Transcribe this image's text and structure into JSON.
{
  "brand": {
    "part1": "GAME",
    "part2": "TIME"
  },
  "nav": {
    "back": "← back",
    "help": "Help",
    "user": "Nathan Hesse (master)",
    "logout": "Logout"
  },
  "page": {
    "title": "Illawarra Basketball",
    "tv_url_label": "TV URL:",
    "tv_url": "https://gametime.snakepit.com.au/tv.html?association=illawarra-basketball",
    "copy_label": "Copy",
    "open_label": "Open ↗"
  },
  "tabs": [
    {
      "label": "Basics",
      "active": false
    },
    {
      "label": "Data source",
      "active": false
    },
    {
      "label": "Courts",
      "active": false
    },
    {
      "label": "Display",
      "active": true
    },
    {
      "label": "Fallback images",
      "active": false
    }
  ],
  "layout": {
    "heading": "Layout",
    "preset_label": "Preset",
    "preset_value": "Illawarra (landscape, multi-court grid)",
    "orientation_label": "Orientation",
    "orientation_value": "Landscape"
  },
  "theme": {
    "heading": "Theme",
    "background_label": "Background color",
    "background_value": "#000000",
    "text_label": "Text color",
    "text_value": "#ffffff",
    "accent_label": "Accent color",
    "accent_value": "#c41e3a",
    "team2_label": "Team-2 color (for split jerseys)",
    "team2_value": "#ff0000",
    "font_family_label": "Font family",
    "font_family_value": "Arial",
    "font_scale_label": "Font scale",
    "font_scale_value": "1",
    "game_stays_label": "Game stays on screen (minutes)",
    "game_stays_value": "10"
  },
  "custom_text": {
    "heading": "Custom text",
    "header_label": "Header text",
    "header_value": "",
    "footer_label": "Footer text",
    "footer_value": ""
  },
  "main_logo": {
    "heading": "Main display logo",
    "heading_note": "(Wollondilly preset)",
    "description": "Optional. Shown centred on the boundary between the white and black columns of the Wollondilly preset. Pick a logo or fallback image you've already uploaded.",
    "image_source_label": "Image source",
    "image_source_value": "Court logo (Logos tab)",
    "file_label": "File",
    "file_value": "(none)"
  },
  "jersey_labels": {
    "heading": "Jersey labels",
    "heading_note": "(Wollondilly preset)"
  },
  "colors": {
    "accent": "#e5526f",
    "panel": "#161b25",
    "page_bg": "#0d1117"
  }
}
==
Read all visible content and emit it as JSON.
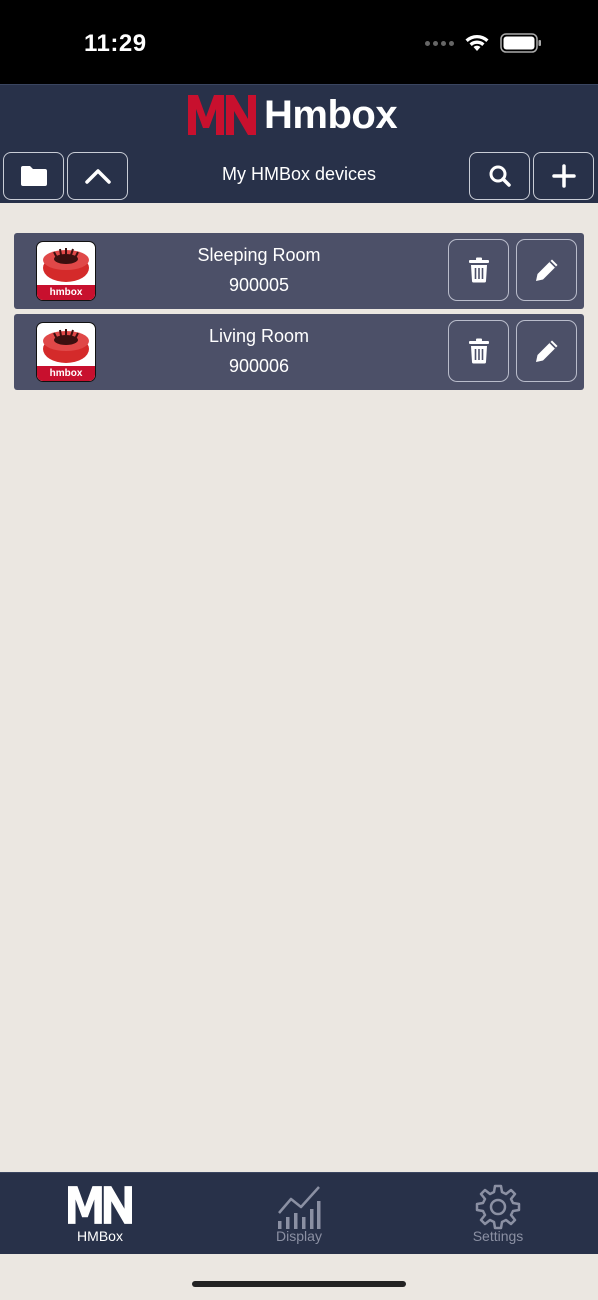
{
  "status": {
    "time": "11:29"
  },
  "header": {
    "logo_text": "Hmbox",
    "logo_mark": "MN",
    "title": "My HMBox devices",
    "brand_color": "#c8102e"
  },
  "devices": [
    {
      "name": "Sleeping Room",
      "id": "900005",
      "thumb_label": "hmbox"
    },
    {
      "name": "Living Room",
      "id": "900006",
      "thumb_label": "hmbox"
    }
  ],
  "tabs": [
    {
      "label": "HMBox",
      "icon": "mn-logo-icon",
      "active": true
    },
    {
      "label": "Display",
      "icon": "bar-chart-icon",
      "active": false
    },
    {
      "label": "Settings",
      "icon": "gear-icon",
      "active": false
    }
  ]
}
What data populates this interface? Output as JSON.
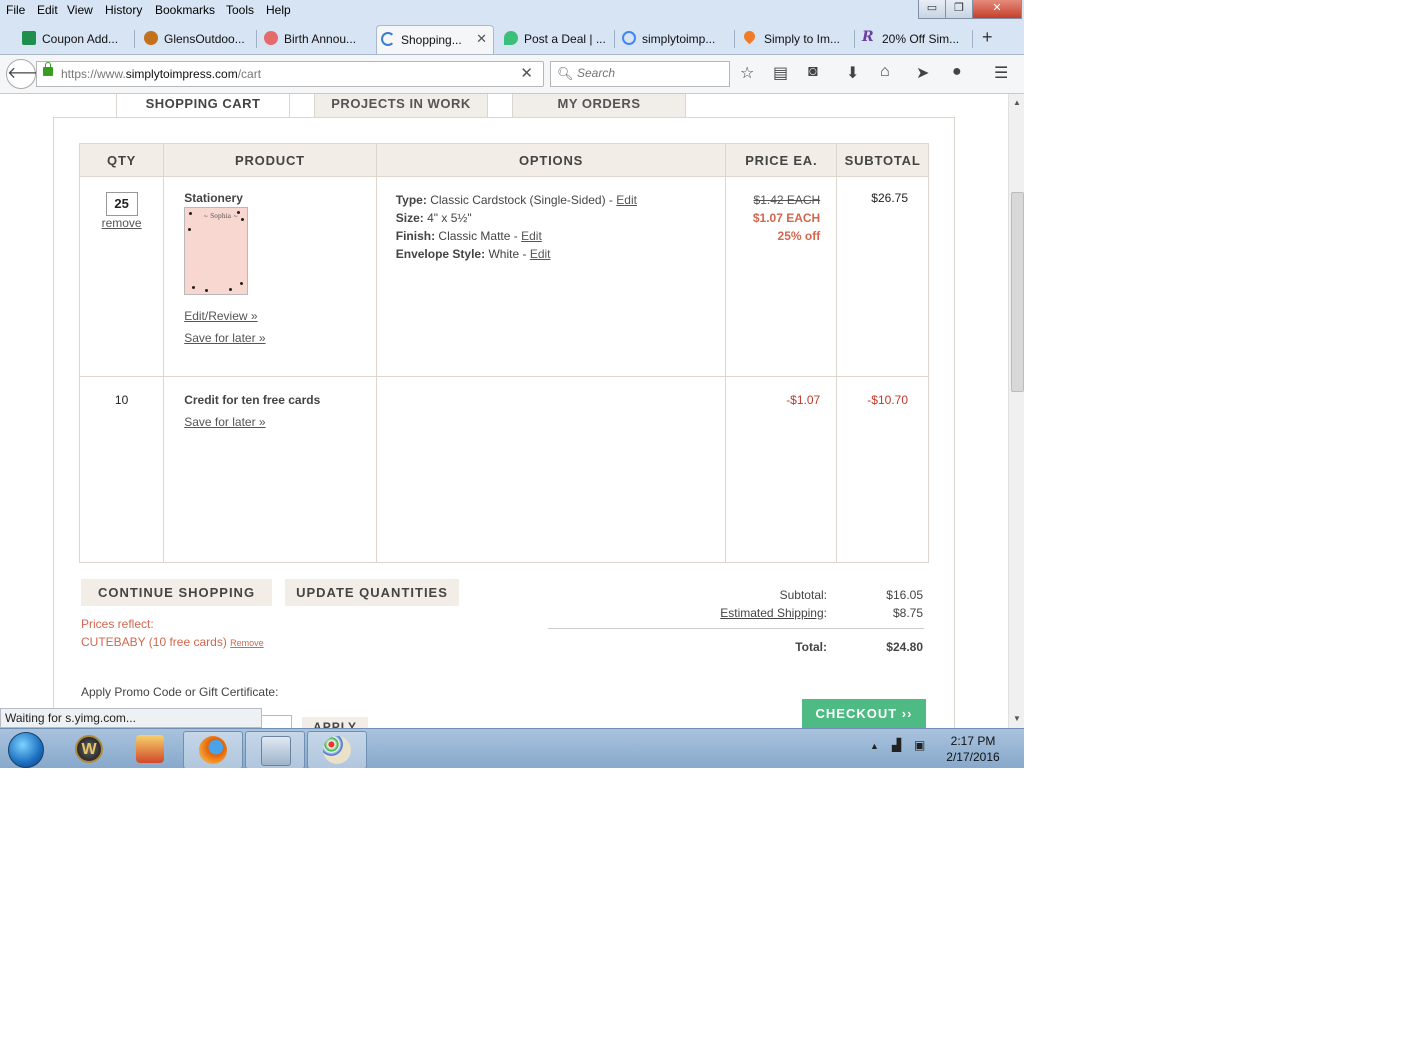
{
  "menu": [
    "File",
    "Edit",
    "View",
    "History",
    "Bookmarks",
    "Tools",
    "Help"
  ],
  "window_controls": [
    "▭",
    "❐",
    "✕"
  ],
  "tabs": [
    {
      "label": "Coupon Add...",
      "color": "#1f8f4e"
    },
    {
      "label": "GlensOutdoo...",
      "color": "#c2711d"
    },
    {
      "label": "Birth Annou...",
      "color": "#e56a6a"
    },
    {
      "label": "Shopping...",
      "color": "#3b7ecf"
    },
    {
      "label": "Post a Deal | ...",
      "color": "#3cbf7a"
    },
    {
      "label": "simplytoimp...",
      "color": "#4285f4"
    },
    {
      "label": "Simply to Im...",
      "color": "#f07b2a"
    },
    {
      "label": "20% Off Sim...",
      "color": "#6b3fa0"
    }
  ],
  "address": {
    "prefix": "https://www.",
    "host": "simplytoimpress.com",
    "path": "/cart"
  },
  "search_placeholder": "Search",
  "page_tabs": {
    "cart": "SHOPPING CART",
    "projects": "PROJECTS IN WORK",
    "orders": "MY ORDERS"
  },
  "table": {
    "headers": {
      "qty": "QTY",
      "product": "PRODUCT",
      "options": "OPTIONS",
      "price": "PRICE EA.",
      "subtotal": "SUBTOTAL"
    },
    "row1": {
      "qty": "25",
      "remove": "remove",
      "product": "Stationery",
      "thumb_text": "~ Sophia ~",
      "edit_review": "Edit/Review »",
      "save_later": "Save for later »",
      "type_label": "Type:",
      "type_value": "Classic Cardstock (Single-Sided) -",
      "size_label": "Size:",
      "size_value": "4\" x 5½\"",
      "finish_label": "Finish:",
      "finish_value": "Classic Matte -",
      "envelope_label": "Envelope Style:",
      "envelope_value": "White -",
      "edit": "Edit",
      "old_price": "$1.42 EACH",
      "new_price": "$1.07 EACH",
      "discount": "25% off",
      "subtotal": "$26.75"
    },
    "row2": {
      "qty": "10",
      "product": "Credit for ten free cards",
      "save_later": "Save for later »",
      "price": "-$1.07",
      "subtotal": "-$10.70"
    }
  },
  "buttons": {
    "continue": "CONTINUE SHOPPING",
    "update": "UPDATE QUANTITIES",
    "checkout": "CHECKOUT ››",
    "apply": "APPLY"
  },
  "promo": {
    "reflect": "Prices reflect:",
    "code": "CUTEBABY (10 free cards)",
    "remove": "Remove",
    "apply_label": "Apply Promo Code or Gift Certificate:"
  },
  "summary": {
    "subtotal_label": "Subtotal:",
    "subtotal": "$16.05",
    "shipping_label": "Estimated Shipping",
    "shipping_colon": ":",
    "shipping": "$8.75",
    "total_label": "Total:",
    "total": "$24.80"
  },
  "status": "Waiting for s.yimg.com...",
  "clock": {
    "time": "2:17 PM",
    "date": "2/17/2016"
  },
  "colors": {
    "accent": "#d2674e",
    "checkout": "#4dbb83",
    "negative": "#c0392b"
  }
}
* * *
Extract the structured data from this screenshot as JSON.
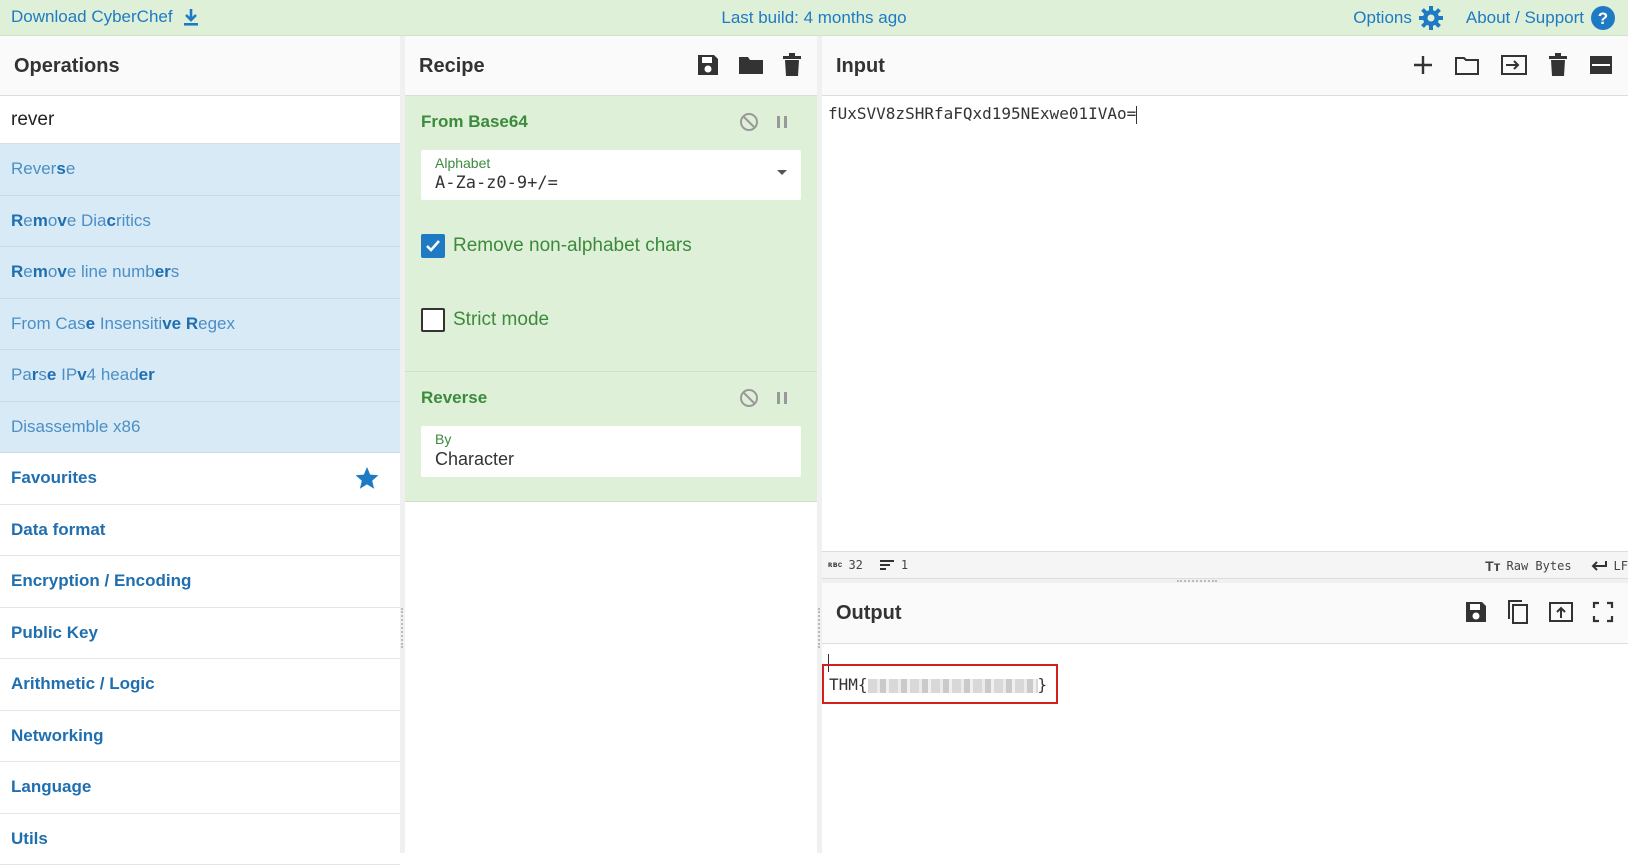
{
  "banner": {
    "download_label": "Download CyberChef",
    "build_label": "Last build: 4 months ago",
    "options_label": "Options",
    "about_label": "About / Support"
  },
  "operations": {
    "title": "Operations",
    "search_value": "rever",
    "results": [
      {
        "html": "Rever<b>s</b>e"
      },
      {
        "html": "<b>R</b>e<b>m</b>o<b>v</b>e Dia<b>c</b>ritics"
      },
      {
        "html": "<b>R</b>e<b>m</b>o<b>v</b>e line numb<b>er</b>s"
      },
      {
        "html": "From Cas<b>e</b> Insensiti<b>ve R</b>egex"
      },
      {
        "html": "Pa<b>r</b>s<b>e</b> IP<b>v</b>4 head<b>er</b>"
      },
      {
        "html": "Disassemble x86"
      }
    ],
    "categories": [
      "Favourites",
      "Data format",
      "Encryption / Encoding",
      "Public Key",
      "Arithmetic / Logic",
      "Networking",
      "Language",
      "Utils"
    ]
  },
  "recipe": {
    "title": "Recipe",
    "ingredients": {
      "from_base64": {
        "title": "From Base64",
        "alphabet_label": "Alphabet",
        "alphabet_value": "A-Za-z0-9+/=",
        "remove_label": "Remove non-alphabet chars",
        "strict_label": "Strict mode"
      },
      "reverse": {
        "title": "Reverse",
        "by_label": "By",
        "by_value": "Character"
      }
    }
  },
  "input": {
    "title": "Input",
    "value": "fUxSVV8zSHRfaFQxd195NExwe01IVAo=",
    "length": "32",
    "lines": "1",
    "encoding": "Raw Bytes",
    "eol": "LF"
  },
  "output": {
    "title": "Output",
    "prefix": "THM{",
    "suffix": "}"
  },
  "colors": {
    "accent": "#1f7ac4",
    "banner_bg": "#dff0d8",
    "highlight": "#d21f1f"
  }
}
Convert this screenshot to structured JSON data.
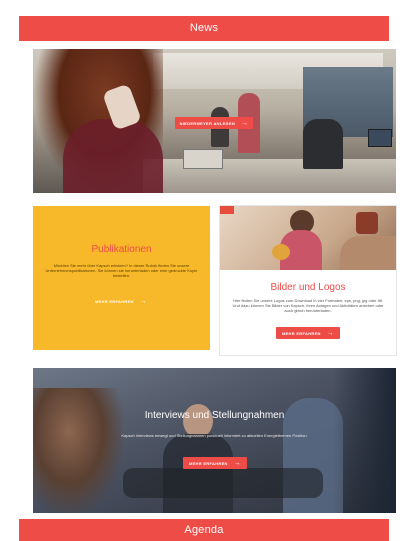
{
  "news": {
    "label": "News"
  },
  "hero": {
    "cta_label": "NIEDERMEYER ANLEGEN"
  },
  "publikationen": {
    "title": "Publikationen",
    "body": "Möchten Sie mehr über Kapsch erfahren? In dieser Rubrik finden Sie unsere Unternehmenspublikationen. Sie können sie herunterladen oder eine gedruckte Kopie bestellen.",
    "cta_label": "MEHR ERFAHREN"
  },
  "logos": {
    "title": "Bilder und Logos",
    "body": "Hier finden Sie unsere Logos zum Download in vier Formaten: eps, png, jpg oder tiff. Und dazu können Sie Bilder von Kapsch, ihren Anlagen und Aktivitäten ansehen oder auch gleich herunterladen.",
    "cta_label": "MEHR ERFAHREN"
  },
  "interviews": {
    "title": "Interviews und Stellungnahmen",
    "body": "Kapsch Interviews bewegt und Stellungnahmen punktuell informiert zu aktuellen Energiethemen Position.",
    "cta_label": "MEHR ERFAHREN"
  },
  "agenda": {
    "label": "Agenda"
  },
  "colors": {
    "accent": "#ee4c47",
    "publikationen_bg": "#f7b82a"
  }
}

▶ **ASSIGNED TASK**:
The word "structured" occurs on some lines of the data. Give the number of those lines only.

▶ **RESULT OF THIS TASK**:
2